[Entries taken from a collection]
»»

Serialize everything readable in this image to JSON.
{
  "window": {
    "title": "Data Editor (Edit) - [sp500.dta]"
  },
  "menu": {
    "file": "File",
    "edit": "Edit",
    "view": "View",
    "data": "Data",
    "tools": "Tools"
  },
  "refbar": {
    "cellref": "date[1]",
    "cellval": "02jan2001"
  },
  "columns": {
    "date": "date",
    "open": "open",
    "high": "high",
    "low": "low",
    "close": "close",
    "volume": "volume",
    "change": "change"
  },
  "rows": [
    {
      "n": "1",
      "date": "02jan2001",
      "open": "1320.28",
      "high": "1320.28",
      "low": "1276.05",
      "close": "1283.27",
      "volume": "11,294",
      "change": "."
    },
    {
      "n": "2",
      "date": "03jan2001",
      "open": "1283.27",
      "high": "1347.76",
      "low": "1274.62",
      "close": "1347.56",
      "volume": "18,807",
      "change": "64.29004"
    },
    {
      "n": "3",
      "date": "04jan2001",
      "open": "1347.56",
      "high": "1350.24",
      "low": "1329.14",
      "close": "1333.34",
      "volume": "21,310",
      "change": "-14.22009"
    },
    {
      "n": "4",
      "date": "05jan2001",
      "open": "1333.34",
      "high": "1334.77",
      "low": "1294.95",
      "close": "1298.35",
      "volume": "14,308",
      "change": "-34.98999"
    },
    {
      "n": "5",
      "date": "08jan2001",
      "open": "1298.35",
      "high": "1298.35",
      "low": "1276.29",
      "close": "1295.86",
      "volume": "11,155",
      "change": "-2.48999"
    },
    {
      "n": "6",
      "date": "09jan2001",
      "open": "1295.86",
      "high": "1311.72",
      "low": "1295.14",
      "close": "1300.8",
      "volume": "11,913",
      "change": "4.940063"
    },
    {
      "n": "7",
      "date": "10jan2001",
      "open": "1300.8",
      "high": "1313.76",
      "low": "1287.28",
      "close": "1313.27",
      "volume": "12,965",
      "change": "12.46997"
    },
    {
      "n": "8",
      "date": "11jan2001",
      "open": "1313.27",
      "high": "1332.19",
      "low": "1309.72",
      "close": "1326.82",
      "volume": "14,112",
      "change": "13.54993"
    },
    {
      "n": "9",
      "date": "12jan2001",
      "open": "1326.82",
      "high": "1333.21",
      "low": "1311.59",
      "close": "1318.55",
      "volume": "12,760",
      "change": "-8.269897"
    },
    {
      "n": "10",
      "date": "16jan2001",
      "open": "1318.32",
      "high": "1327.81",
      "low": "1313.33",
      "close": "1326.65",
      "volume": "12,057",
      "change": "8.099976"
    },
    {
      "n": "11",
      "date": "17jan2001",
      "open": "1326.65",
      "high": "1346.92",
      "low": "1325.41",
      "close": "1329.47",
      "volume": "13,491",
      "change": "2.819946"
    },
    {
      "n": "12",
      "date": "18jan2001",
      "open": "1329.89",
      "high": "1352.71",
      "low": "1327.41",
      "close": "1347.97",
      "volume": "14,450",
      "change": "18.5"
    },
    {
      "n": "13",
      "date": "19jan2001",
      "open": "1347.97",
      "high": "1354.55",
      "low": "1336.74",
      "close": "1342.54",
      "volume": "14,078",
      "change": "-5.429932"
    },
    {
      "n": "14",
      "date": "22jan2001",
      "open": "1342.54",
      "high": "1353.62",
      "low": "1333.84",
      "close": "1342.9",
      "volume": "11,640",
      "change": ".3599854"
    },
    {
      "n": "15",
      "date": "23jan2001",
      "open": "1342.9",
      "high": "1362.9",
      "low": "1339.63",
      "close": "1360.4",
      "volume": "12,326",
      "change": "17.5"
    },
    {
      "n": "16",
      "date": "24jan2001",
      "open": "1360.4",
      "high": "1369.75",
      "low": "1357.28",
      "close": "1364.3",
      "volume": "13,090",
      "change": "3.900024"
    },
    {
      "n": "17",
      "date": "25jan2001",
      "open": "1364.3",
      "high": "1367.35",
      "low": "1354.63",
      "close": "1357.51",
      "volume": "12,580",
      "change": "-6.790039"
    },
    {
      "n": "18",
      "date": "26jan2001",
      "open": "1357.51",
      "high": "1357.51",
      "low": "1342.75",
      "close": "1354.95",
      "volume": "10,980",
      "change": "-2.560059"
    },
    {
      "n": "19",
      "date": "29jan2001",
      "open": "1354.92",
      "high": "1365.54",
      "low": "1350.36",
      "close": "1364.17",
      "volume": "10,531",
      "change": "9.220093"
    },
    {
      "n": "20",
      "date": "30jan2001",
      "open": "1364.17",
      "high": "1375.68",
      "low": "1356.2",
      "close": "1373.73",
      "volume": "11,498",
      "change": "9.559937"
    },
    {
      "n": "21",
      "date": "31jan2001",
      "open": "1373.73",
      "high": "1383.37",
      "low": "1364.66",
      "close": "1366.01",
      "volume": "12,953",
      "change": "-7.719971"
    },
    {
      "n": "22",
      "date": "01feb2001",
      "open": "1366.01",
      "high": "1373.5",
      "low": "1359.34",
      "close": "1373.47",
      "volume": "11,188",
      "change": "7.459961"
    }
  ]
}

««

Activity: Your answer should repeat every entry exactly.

Response:
Serialize everything readable in this image to JSON.
{
  "window": {
    "title": "Data Editor (Edit) - [sp500.dta]"
  },
  "menu": {
    "file": "File",
    "edit": "Edit",
    "view": "View",
    "data": "Data",
    "tools": "Tools"
  },
  "refbar": {
    "cellref": "date[1]",
    "cellval": "02jan2001"
  },
  "columns": {
    "date": "date",
    "open": "open",
    "high": "high",
    "low": "low",
    "close": "close",
    "volume": "volume",
    "change": "change"
  },
  "rows": [
    {
      "n": "1",
      "date": "02jan2001",
      "open": "1320.28",
      "high": "1320.28",
      "low": "1276.05",
      "close": "1283.27",
      "volume": "11,294",
      "change": "."
    },
    {
      "n": "2",
      "date": "03jan2001",
      "open": "1283.27",
      "high": "1347.76",
      "low": "1274.62",
      "close": "1347.56",
      "volume": "18,807",
      "change": "64.29004"
    },
    {
      "n": "3",
      "date": "04jan2001",
      "open": "1347.56",
      "high": "1350.24",
      "low": "1329.14",
      "close": "1333.34",
      "volume": "21,310",
      "change": "-14.22009"
    },
    {
      "n": "4",
      "date": "05jan2001",
      "open": "1333.34",
      "high": "1334.77",
      "low": "1294.95",
      "close": "1298.35",
      "volume": "14,308",
      "change": "-34.98999"
    },
    {
      "n": "5",
      "date": "08jan2001",
      "open": "1298.35",
      "high": "1298.35",
      "low": "1276.29",
      "close": "1295.86",
      "volume": "11,155",
      "change": "-2.48999"
    },
    {
      "n": "6",
      "date": "09jan2001",
      "open": "1295.86",
      "high": "1311.72",
      "low": "1295.14",
      "close": "1300.8",
      "volume": "11,913",
      "change": "4.940063"
    },
    {
      "n": "7",
      "date": "10jan2001",
      "open": "1300.8",
      "high": "1313.76",
      "low": "1287.28",
      "close": "1313.27",
      "volume": "12,965",
      "change": "12.46997"
    },
    {
      "n": "8",
      "date": "11jan2001",
      "open": "1313.27",
      "high": "1332.19",
      "low": "1309.72",
      "close": "1326.82",
      "volume": "14,112",
      "change": "13.54993"
    },
    {
      "n": "9",
      "date": "12jan2001",
      "open": "1326.82",
      "high": "1333.21",
      "low": "1311.59",
      "close": "1318.55",
      "volume": "12,760",
      "change": "-8.269897"
    },
    {
      "n": "10",
      "date": "16jan2001",
      "open": "1318.32",
      "high": "1327.81",
      "low": "1313.33",
      "close": "1326.65",
      "volume": "12,057",
      "change": "8.099976"
    },
    {
      "n": "11",
      "date": "17jan2001",
      "open": "1326.65",
      "high": "1346.92",
      "low": "1325.41",
      "close": "1329.47",
      "volume": "13,491",
      "change": "2.819946"
    },
    {
      "n": "12",
      "date": "18jan2001",
      "open": "1329.89",
      "high": "1352.71",
      "low": "1327.41",
      "close": "1347.97",
      "volume": "14,450",
      "change": "18.5"
    },
    {
      "n": "13",
      "date": "19jan2001",
      "open": "1347.97",
      "high": "1354.55",
      "low": "1336.74",
      "close": "1342.54",
      "volume": "14,078",
      "change": "-5.429932"
    },
    {
      "n": "14",
      "date": "22jan2001",
      "open": "1342.54",
      "high": "1353.62",
      "low": "1333.84",
      "close": "1342.9",
      "volume": "11,640",
      "change": ".3599854"
    },
    {
      "n": "15",
      "date": "23jan2001",
      "open": "1342.9",
      "high": "1362.9",
      "low": "1339.63",
      "close": "1360.4",
      "volume": "12,326",
      "change": "17.5"
    },
    {
      "n": "16",
      "date": "24jan2001",
      "open": "1360.4",
      "high": "1369.75",
      "low": "1357.28",
      "close": "1364.3",
      "volume": "13,090",
      "change": "3.900024"
    },
    {
      "n": "17",
      "date": "25jan2001",
      "open": "1364.3",
      "high": "1367.35",
      "low": "1354.63",
      "close": "1357.51",
      "volume": "12,580",
      "change": "-6.790039"
    },
    {
      "n": "18",
      "date": "26jan2001",
      "open": "1357.51",
      "high": "1357.51",
      "low": "1342.75",
      "close": "1354.95",
      "volume": "10,980",
      "change": "-2.560059"
    },
    {
      "n": "19",
      "date": "29jan2001",
      "open": "1354.92",
      "high": "1365.54",
      "low": "1350.36",
      "close": "1364.17",
      "volume": "10,531",
      "change": "9.220093"
    },
    {
      "n": "20",
      "date": "30jan2001",
      "open": "1364.17",
      "high": "1375.68",
      "low": "1356.2",
      "close": "1373.73",
      "volume": "11,498",
      "change": "9.559937"
    },
    {
      "n": "21",
      "date": "31jan2001",
      "open": "1373.73",
      "high": "1383.37",
      "low": "1364.66",
      "close": "1366.01",
      "volume": "12,953",
      "change": "-7.719971"
    },
    {
      "n": "22",
      "date": "01feb2001",
      "open": "1366.01",
      "high": "1373.5",
      "low": "1359.34",
      "close": "1373.47",
      "volume": "11,188",
      "change": "7.459961"
    }
  ]
}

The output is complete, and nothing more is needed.